WORK TASK - Every record should be copied exactly, and the images omitted.

Page and application data records
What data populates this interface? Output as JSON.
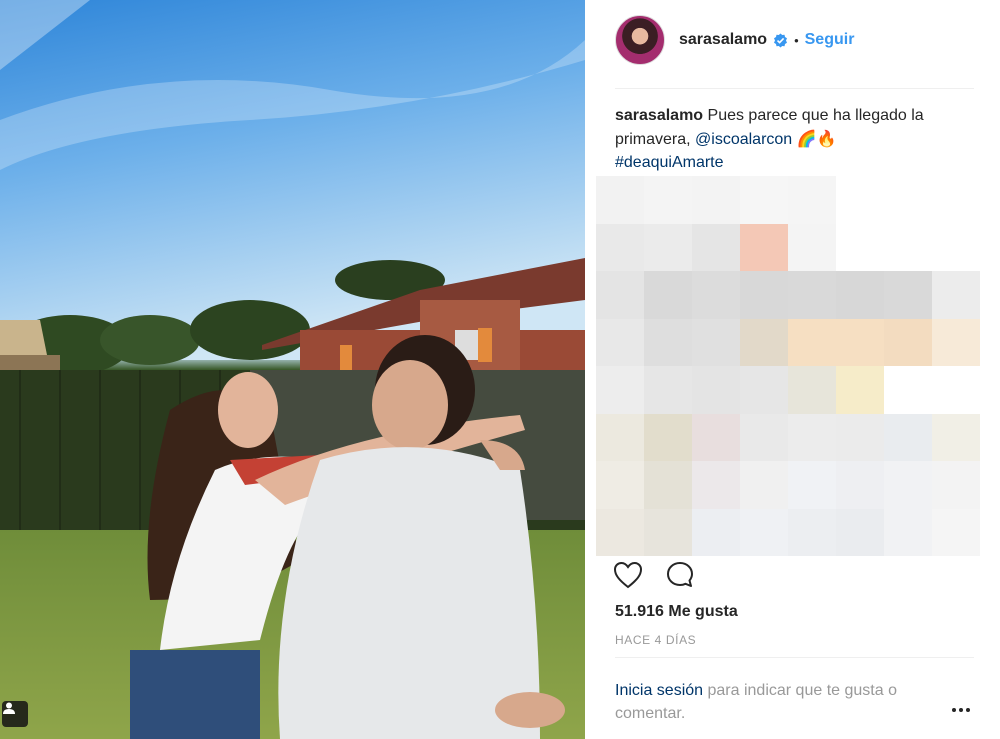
{
  "post": {
    "username": "sarasalamo",
    "verified_icon": "verified-badge-icon",
    "separator": "•",
    "follow_label": "Seguir",
    "caption": {
      "username": "sarasalamo",
      "text": "Pues parece que ha llegado la primavera,",
      "mention": "@iscoalarcon",
      "emojis": "🌈🔥",
      "hashtag": "#deaquiAmarte"
    },
    "likes": "51.916 Me gusta",
    "time": "HACE 4 DÍAS",
    "login_link": "Inicia sesión",
    "login_rest": "para indicar que te gusta o comentar.",
    "icons": [
      "heart-icon",
      "comment-icon",
      "more-options-icon",
      "user-tag-icon"
    ],
    "colors": {
      "link_blue": "#3897f0",
      "dark_link": "#003569",
      "text": "#262626",
      "muted": "#999999"
    }
  }
}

COMPLETED TASK -
What data populates this interface? Output as JSON.
{
  "post": {
    "username": "sarasalamo",
    "verified_icon": "verified-badge-icon",
    "separator": "•",
    "follow_label": "Seguir",
    "caption": {
      "username": "sarasalamo",
      "text": "Pues parece que ha llegado la primavera,",
      "mention": "@iscoalarcon",
      "emojis": "🌈🔥",
      "hashtag": "#deaquiAmarte"
    },
    "likes": "51.916 Me gusta",
    "time": "HACE 4 DÍAS",
    "login_link": "Inicia sesión",
    "login_rest": "para indicar que te gusta o comentar.",
    "icons": [
      "heart-icon",
      "comment-icon",
      "more-options-icon",
      "user-tag-icon"
    ],
    "colors": {
      "link_blue": "#3897f0",
      "dark_link": "#003569",
      "text": "#262626",
      "muted": "#999999"
    }
  }
}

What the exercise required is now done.